COLLEGE PARK, Md.– The opportunity to sing in a choir with no prior auditions or rehearsals and no long-term commitment lies right outside of the University of Maryland campus at MilkBoy ArtHouse.
A little more than 25 people gathered in the all-in-one restaurant, bar and performance venue Tuesday night to sing “Hallelujah” together. Local musicians Allison Hughes, Arun Ivatury and Eric Maring led this experience, called (un)choir.
Hughes said over half the people that attended Tuesday night are (un)choir regulars.
Sandra Quinn, a professor at the university’s School of Public Health, attended five previous (un)choir sessions. “I come because it’s just sheer joy at the end of the day when I’m tired, like tonight. To come and just be able to sing out is a great pleasure,” she said.
Everyone warmed up by singing the melody of “Hallelujah” together. Printed lyric sheets in hand, attendees, one by one, joined Hughes and Ivatury on the microphones and Maring on the guitar.
As the night progressed, Hughes and Ivatury split up the crowd and taught 2 and 3-part harmonies to the different groups for less than an hour.
The group ran through the verses multiple times, sounding like a traditional choir that practiced for maybe days.
“It was my inspiration to start something like this in our area, and Arun and Eric were totally on board from the very beginning,” Hughes said.
Hughes is the director of the College Park Chorale, a 60-member community choir founded as a College Park Arts Exchange program. She is also a member of the Paint Branch Creek band, along with Ivatury, Maring and two others.
“I’ve been a singer my whole life. My focus these days is really on just getting people engaged in singing,” she said.
There have been over 10 (un)choir sessions since last September, and this was the last (un)choir of the year.
Stephen Thomas, a professor at the School of Public Health and a College Park resident, has attended (un)choir many times. “I was here for Aretha Franklin. I was here for Michael Jackson, and I’m now here for ‘Hallelujah,’” he said.

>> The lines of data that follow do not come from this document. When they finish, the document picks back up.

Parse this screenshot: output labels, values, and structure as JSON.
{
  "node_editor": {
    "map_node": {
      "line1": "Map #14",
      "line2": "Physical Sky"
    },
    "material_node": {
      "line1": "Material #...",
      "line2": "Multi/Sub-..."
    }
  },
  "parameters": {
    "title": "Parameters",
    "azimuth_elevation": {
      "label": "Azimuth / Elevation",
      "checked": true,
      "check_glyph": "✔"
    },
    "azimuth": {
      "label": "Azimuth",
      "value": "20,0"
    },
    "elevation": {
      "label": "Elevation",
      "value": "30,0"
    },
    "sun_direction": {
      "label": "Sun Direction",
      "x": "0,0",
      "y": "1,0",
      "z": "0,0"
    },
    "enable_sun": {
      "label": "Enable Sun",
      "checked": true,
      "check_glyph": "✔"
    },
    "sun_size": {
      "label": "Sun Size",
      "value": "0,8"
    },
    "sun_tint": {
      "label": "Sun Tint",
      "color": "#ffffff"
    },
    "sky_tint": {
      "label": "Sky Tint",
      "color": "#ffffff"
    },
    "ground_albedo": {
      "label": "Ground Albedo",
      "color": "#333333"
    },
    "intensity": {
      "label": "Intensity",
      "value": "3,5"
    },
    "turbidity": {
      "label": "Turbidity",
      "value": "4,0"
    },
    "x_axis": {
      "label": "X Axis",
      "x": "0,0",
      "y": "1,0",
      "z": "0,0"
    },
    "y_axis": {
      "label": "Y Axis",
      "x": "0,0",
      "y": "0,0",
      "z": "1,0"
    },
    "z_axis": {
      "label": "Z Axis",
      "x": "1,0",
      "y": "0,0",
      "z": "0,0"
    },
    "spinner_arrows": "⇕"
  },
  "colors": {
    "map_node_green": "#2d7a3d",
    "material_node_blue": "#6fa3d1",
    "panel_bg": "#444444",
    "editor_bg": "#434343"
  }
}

“I think this is so important to create space for faculty to come back on campus and be involved in a culture of College Park,” Thomas added.
After taking a break, the group squeezed on the slightly elevated stage in semicircle formation to perform their final version.
“I love it at the end when everybody is finally feeling secure about it and just really can get into the song,” Hughes said.
She added, “I think that the conversations you can have with a person after you’ve sung with them are different than before. Everybody takes a breath together–makes a noise together–and then you have a connection. It’s a really great way of building community and also breaking down barriers between people.”